Intellectual Disability and Uncertainty in Hall v. Florida
I’ve been meaning to post about the Supreme Court’s decision last week in Hall v. Florida—the case in which the Court struck down as unconstitutional Florida’s law for determining whether an offender is intellectually disabled and thus cannot be executed. In its 2002 case of Atkins v. Virginia, the Court concluded that it is unconstitutional under the Eighth Amendment to execute a “mentally retarded” individual. (Thankfully, in Hall, the Court switched over to the term “intellectually disabled.” I’ll be using the terms interchangeably in this post.) In Atkins, the Court stated that it was leaving it up to individual legislatures to determine when a person is “mentally retarded”—in the Court’s words, it was “leav[ing] to the States the task of developing appropriate ways to enforce the constitutional restriction upon their execution of sentences.” Now, other states and the medical community generally agree with Florida that a defendant is intellectually disabled if he has (1) “significantly subaverage intellectual functioning,” (2) “deficits in adaptive functioning,” (3) and “onset of these deficits during the developmental period” (by age 18). The first prong—the one at issue in Hall—is ordinarily determined by a defendant’s IQ score.

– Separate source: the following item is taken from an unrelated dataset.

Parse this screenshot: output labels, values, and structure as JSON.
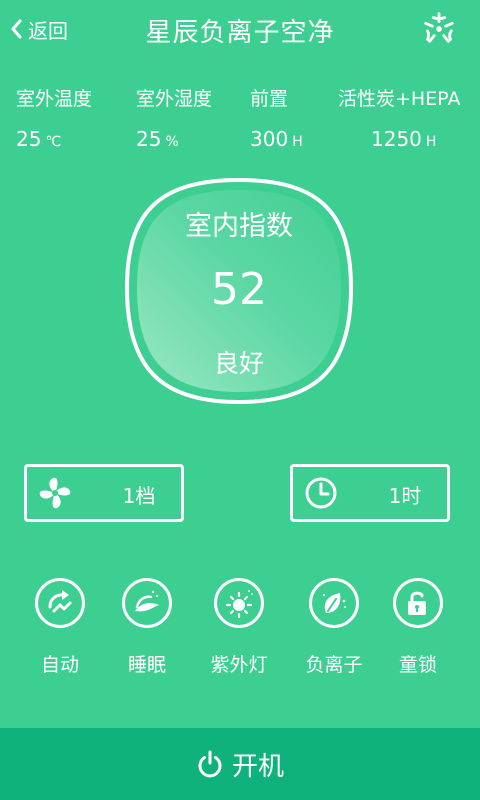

States have concluded that an IQ score that is 70 or lower meets the “significantly subaverage intellectual functioning” standard. The Hall case raises the issue as to whether uncertainty in obtained IQ scores (or confidence intervals) ought to be included in determining the defendant’s true IQ score for the purpose of this first prong of the intellectual disability test.
In a 6-3 decision, the Hall Court concluded that Florida’s approach—of finding that an obtained IQ score greater than 70 may be determinative of the fact that the defendant is not intellectually disabled—is unconstitutional. In reaching this conclusion, the Court took a detour from its ordinary Eighth Amendment analysis, focusing heavily on the opinions of professional organizations. As in prior opinions, the Court was loose with the numbers in the state-counting aspect of its Eighth Amendment analysis, concluding that a “significant majority of States” have adopted procedures contrary to Florida’s approach. The dissent explains that, of the death penalty states, nine have adopted an approach similar to Florida, nine have not addressed the issue, and twelve take the approach that the Court finds to be constitutionally required. It is difficult to find a national consensus in these numbers. In finding a consensus, though, the majority includes the eighteen states that have abolished capital punishment. Whether to include non-death-penalty states in this calculus is an issue that the Justices have debated before. But the Court’s approach to finding a consensus in this case is especially interesting because of the metric it uses in doing so. Instead of looking at the number of states that have categorically prohibited a punishment—such as tallying the number of states that have banned executing the “mentally retarded,” the “insane,” or juveniles—the Court is counting the number of states that take into account standard errors of measurement (SEMs) in determining whether a defendant is intellectually disabled. This metric accounts for the uncertainty inherent in obtained IQ scores and provides a range in which it’s likely the defendant’s true IQ score falls based upon his obtained score. In examining this metric, the Court frames the question as whether it is unconstitutional for a state to not take into account SEMs in determining whether a defendant is intellectually disabled. But is it really this procedural matter that’s at issue here? Or do we instead care about whether individuals who actually have true IQ scores of 70 or below are being executed? For example, if a state were to conclude that a defendant is intellectually disabled if he has an obtained IQ score of 90 or below, and if the test used in the state has a SEM of 2.5—suggesting that it is quite unlikely that a defendant scoring above 90 on an IQ test would have a true IQ score of 70 or below—would it be unconstitutional for that state’s courts not to take into account the SEM in determining whether a defendant is intellectually disabled? The dissent suggests that another way to probe the uncertainty is to admit multiple obtained IQ scores—a practice the Florida procedures in question allowed. While multiple obtained IQ scores are relevant to determining the reliability of the obtained scores, using this evidence, alone, means working with a fairly small sample size. In Hall, the defendant submitted nine obtained IQ scores, and two were excluded by the sentencing court.
The Court’s decision in this case continues to chip away at the death penalty, albeit quite slowly. The majority’s departure from its traditional Eighth Amendment framework for analysis—a step that is far from new for the Court—injects further uncertainty into the limits on punishments under the Constitution. The Court’s willingness to think more deeply about the methodologies, math, and science underlying some of its decisions, though, furthers the understanding that the meaning of the prohibition on cruel and unusual punishments is evolving. Unfortunately, uncertainty remains about how the Court gathers information about these complicated aspects of law and fact, and how adept the Court is at understanding and employing these concepts.
There is much more that could be said about the Hall case, the Eighth Amendment, and judges’ uses of science and technology, but it has come time for me to sign off of Concurring Opinions for now. Thanks again to the Co-Op gang for asking me to visit, and I look forward to the next time!